     How different things are now.  Outside of the south, and southern California, the cities are shells of their former selves.  Look at Detroit, look at Baltimore.  The city I live near, Providence, not so long ago mined coal in a large vein that is now the site of a shopping center.  A professor emeritus from Brown, a native son, told me that in his youth, sheep grazed in fields near the college.  And yet the population of Providence is lower now than it was then.  We used to boast a large jewel-cutting district which employed many Swedes from a local neighborhood.  That neighborhood was cut in half by the city-devouring monster called Interstate 95, and in any case the jewelry industry has long gone from Providence.

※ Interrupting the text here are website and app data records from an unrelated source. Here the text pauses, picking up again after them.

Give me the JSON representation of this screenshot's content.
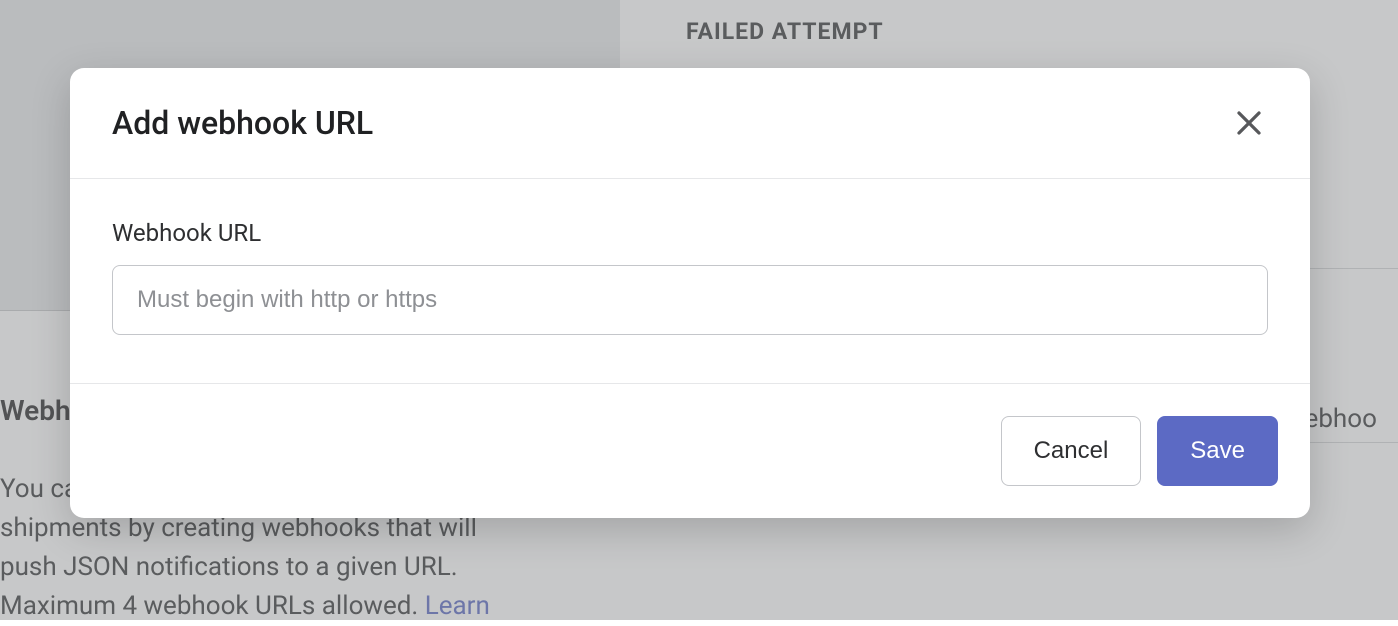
{
  "background": {
    "failed_attempt_label": "FAILED ATTEMPT",
    "section_heading": "Webh",
    "description_line1": "You ca",
    "description_line2": "shipments by creating webhooks that will",
    "description_line3": "push JSON notifications to a given URL.",
    "description_line4_prefix": "Maximum 4 webhook URLs allowed. ",
    "description_line4_link": "Learn",
    "right_fragment": "webhoo"
  },
  "modal": {
    "title": "Add webhook URL",
    "field_label": "Webhook URL",
    "input_placeholder": "Must begin with http or https",
    "input_value": "",
    "cancel_label": "Cancel",
    "save_label": "Save"
  }
}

     What's left?  The overschooled and the underschooled, both of them unusually dependent upon government largesse, or upon government largeness.  I'm not speaking of welfare alone here.  Think of the doctors, lawyers, social workers, teachers, realtors, and technocrats whose livelihoods in one way or another are based upon the family breakdown that characterizes our cities.  Or perform the thought experiment in reverse.  Ask, "What would happen if people in our cities married before they had children, stayed married, attended church, raised responsible and noble children, provided for all of their most basic needs and for most of those, like celebrations, that really sweeten human life?  Who would be out of work?"

     So we have cities that are strikingly segregated.  We have the double-professional families, a doctor marrying a lawyer, if they marry at all, working for Fleet Bank or for Sloan Kettering, living in a high-toned townhouse where housing prices are stratospheric, yet still depending upon a host of government giveaways, from NPR and the NEH, to college loans for the aristoi, and hoping for more (government funded daycare asylums), and promoting a way of life that is controlledly debauched, combining lust with cool avaricious career-climbing.  Then we have the poor, whose sons throng the prisons, and whose daughters are far past despair of finding a good man to marry; they no longer despair, because they no longer feel that the lack is a cause of more than mild dismay.

     Our cities, in other words, are pieces of work.  What do we get from them that is worth the headache they give us?  "Culture"?  I can get more of that, more of the real thing, from a country fair than from the city's sleaze-selling theater.  What else?  Manufacturing?  Not much these days.  Yet the cities are still the dog wagging the tail.